Prayer in Public

Since the election, there has been even more about the issue of prayer in school on my social media feeds.

Here’s my viewpoint on this.

When I moved to Texas in my junior year of HS (January 1978), I had my first taste of prayer in school and it has left a lifelong bad taste in my mouth for any sort of public prayer.

The school used to do the prayer over the loudspeaker every day. Every day it was “in the name of Jesus”. I had never experienced this in my 17 years. We never had prayer in school in New York City. Not ever. We did salute the flag every day. But prayer? No. Never.

Every day in an Arlington, Texas, public high school, however, the Jewish girl that I am was subjected to a Christian prayer. Every single day I felt dirty and ashamed. I only told my mom about this for the first time last week. This was almost 40 years ago and I didn’t want to talk about it until recently.

Now when I’m asked in public meetings and events to bow my head, I don’t. (I only ever bow in Temple for those prayers that call for the bend of the knee and the bowing of the entire upper body.)

And during that public prayer, I wait for it — that “in Jesus’s name”. And I get that clench in my stomach and the tightness in my jaw because I know it’s coming. And I’m surprised on the rare occasions that it doesn’t. But that awful feeling, even as a 55 year old adult never leaves me.

Over the years I’ve tried to rationalize it. “They don’t mean to be exclusive.” “They don’t know better.” “I just ignore the ‘in Jesus’ part and remind myself that I believe in God.” Or in those instances where the leader just says “In his name” I ┬ásay to myself that it doesn’t really mean “Jesus” when they say “his” but the truth is, they are saying”in His name” and they do, indeed, mean “Jesus”.

All of my rationalizations don’t help. The lack of understanding of how that prayer is not my prayer; that I don’t want to pray in the name of Jesus. That I am sitting in a public meeting and don’t want to have to even make myself rationalize my feelings to make this situation palatable. Hey, if I was sitting in a church or a private club meeting, or someone’s private home, sure! I expect the prayer and I just sit quietly and take everyone’s hands as asked and be respectful as respectful can be.

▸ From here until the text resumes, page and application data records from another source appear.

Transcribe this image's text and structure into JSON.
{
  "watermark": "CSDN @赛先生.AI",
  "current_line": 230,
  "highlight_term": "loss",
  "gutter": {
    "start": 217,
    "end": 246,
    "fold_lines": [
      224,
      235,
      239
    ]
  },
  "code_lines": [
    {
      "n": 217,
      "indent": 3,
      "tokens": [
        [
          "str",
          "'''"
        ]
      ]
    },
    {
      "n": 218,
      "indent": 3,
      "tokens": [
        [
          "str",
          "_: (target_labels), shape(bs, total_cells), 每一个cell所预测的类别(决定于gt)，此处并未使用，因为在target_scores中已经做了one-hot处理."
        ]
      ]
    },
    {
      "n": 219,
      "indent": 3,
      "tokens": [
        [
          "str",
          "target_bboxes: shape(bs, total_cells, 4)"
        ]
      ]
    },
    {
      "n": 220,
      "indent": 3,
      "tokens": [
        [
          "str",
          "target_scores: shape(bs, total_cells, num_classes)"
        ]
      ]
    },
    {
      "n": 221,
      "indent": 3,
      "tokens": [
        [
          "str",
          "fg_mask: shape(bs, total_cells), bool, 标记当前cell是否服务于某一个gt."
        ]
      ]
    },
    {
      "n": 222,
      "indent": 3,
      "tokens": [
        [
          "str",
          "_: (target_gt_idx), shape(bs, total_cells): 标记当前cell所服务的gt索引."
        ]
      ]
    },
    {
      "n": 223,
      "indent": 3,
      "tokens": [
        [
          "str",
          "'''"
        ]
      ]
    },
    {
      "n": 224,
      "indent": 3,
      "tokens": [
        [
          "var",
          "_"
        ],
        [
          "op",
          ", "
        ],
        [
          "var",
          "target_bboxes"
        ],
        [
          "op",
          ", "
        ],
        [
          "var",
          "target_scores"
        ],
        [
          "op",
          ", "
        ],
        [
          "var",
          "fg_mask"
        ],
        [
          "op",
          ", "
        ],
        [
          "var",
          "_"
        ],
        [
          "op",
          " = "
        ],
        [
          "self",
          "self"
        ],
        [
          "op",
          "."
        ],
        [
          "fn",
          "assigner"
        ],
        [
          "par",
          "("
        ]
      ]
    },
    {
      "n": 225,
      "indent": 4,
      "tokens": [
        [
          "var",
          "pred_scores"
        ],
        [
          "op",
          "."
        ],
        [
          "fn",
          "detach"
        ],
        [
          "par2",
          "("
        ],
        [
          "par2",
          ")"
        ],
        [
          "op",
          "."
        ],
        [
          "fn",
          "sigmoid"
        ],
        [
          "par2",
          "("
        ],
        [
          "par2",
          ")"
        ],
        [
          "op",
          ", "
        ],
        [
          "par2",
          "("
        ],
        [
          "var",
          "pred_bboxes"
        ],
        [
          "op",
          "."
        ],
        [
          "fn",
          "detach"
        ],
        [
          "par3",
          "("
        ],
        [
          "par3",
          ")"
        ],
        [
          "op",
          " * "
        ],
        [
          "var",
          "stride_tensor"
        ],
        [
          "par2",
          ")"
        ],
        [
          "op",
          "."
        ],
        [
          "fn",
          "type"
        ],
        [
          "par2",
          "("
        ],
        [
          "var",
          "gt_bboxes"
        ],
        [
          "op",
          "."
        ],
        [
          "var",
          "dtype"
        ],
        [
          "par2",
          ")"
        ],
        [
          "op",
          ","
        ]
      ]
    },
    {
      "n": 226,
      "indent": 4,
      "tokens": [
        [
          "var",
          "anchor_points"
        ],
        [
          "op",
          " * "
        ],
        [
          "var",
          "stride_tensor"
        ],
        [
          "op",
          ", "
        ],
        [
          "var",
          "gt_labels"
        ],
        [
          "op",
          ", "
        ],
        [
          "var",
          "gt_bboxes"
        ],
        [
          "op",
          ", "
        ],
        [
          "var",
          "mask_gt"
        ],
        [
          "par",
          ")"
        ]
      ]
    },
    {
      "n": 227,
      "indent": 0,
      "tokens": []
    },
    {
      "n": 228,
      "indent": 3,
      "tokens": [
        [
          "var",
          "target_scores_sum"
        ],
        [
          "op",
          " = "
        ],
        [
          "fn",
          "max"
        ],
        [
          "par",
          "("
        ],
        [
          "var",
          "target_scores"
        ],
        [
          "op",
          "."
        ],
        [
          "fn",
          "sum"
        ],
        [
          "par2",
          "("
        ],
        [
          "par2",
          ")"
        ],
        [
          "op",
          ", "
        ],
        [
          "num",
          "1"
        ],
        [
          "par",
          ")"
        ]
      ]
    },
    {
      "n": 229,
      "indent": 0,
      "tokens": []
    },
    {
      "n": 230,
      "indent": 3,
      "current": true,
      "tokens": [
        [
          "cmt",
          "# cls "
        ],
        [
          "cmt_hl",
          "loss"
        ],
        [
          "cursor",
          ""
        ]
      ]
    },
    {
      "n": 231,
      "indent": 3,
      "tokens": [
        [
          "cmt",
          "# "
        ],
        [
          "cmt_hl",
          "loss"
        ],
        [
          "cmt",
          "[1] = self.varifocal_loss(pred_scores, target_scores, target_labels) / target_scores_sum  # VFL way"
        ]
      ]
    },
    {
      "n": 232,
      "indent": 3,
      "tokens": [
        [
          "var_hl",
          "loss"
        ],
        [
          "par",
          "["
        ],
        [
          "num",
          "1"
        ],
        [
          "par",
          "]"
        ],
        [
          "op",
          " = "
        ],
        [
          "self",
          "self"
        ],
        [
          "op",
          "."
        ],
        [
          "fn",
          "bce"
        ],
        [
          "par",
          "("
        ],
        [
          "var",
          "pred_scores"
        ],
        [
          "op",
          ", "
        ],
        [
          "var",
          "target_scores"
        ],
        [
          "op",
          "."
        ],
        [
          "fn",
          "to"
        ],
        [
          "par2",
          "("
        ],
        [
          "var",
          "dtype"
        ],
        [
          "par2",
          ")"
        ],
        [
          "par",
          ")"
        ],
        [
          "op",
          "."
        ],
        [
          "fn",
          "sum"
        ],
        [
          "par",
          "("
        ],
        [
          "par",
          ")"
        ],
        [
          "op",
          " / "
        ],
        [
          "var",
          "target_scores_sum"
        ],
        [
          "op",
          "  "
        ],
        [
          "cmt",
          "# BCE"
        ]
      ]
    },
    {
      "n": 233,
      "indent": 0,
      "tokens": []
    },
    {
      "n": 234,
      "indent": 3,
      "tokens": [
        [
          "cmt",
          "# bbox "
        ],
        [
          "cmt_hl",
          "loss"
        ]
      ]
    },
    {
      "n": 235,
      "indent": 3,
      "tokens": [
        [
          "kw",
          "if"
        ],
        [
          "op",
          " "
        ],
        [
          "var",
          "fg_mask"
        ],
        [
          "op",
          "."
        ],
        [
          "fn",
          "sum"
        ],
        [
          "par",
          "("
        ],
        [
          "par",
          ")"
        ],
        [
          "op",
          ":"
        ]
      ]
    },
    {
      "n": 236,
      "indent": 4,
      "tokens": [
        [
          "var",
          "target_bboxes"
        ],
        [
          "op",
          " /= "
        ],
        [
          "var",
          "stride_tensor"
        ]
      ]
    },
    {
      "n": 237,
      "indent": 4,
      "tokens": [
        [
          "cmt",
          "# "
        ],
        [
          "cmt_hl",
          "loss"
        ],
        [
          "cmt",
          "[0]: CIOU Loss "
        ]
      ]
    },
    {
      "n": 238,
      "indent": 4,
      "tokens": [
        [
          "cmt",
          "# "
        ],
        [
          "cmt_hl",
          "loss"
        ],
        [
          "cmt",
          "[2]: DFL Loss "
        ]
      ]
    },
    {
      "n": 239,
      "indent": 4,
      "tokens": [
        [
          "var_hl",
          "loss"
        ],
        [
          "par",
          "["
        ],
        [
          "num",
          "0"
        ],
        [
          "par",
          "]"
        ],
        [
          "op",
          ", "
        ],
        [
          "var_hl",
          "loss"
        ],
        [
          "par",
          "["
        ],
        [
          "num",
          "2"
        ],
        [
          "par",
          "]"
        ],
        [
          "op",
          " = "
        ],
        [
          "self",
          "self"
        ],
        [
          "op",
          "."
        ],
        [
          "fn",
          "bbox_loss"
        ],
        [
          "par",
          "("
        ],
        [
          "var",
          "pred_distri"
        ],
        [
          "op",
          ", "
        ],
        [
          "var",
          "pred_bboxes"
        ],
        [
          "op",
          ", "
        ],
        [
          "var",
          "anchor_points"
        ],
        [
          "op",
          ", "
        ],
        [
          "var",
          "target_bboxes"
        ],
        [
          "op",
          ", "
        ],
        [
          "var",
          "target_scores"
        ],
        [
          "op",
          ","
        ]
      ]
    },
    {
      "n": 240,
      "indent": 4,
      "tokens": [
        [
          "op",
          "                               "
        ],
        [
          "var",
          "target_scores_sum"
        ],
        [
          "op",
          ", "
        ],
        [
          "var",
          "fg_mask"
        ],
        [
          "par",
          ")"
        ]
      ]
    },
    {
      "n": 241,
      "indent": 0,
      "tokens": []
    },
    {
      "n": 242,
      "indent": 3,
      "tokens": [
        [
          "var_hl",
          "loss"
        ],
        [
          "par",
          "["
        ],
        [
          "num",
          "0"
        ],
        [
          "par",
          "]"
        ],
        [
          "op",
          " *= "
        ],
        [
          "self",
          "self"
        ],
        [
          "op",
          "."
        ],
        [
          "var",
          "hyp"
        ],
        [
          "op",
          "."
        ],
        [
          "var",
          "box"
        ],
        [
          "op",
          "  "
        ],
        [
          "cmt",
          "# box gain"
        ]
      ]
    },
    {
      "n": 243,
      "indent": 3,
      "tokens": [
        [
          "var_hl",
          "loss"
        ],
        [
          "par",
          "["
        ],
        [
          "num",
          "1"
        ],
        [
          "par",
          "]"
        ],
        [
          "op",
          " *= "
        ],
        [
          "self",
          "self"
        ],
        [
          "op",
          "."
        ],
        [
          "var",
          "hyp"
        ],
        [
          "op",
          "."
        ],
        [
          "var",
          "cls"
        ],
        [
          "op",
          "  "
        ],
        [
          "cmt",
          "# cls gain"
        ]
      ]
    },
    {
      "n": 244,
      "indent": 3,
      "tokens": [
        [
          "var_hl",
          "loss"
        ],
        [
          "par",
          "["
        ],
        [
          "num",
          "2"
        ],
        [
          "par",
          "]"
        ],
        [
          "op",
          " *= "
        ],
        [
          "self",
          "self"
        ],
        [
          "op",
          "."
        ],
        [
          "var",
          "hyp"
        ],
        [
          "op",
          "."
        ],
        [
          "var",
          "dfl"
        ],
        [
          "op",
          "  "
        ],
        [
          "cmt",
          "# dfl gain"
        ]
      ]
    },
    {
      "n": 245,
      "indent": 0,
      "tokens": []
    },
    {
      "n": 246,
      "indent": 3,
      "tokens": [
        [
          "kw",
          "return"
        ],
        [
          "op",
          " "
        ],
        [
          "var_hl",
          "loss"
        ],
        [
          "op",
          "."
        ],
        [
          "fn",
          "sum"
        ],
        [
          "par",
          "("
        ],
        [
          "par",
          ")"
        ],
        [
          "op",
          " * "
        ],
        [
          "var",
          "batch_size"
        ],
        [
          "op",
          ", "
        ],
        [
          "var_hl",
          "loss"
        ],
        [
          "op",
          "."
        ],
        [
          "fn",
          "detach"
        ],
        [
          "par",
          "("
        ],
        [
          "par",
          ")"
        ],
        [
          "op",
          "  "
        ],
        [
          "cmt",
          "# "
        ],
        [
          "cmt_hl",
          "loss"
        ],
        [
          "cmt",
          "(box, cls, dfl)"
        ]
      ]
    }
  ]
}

But in a public meeting, and in the instances when I’m a member of a non-religious organization that insists on having prayer before the meeting or meal, it takes everything I have to stay quiet anymore. Because let me state this unequivocally — I am a Jew. I am not Christian. I do not believe that Jesus is God and I sure as heck don’t want to pray to Jesus. That you do is okay. It’s your religion — believe what you want to believe. Just don’t make me follow.